[Data for processing]

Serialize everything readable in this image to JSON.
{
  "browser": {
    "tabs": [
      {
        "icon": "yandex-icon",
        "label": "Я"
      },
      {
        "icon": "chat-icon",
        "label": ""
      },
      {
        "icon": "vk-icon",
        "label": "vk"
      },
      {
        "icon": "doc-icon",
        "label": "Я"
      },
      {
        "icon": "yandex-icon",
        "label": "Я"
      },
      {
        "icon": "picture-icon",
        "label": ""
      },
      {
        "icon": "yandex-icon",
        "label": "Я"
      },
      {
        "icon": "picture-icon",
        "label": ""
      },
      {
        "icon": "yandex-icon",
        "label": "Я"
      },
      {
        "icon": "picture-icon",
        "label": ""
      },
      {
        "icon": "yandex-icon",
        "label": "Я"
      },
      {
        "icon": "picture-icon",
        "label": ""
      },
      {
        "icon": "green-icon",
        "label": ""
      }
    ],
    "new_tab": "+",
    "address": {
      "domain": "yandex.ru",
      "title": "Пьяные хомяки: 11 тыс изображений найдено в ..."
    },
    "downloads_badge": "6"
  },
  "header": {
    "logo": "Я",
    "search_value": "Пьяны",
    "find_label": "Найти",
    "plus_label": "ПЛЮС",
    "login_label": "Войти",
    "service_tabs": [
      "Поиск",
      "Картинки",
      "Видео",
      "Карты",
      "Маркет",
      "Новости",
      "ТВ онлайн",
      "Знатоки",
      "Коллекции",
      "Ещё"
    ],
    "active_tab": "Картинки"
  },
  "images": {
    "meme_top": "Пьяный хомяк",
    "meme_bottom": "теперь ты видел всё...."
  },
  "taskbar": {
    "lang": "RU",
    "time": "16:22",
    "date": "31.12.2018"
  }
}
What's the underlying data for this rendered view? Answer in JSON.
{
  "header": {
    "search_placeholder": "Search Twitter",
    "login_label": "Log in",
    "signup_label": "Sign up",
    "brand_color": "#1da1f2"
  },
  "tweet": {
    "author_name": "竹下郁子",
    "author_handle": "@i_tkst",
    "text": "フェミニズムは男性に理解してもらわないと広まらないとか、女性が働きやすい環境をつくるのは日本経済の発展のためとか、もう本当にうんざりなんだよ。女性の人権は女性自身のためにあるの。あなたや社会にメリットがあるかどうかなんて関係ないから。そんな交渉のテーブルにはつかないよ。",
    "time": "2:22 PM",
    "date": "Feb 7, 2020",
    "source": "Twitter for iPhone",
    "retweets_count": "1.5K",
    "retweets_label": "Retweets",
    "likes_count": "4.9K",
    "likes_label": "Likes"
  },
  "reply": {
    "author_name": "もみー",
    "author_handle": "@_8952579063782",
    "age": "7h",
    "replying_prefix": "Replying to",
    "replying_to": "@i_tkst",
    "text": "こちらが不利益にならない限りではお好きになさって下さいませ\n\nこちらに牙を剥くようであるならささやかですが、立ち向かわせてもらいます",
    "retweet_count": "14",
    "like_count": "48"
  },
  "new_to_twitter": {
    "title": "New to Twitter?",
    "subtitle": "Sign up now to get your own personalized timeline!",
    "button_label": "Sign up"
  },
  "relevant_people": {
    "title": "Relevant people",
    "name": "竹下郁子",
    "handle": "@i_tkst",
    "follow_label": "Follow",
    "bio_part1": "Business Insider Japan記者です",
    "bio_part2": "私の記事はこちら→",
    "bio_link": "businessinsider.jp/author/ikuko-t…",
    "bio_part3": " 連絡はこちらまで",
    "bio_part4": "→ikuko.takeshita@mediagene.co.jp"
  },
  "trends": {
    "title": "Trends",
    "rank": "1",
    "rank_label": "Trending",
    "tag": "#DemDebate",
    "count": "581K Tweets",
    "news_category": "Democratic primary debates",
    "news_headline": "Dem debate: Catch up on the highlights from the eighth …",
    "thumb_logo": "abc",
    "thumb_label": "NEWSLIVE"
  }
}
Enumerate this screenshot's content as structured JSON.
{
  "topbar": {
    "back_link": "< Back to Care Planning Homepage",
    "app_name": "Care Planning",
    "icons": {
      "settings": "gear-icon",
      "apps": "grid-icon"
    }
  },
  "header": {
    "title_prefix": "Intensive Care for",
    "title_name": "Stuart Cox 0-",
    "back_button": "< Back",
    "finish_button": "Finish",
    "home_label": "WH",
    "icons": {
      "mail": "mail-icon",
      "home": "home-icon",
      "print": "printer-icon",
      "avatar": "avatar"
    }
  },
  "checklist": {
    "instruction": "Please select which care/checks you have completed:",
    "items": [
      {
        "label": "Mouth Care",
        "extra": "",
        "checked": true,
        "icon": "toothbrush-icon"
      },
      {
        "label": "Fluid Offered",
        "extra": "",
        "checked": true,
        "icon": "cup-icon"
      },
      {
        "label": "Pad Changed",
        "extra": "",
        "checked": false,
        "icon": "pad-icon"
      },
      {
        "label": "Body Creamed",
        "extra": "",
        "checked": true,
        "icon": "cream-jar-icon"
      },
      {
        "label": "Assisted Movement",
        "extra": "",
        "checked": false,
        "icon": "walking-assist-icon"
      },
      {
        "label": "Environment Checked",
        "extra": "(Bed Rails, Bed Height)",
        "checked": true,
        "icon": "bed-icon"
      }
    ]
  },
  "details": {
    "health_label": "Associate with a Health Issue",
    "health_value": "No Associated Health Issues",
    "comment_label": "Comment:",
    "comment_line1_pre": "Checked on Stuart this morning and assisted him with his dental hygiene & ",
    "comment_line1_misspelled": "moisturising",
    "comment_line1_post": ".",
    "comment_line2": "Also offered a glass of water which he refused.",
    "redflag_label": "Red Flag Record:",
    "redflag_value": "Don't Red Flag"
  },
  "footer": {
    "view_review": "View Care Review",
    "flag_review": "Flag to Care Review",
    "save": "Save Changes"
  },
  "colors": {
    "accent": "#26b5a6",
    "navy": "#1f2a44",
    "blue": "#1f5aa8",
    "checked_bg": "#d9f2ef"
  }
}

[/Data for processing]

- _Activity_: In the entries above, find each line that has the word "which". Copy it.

- _Result of the task_:
    "instruction": "Please select which care/checks you have completed:",
    "comment_line2": "Also offered a glass of water which he refused.",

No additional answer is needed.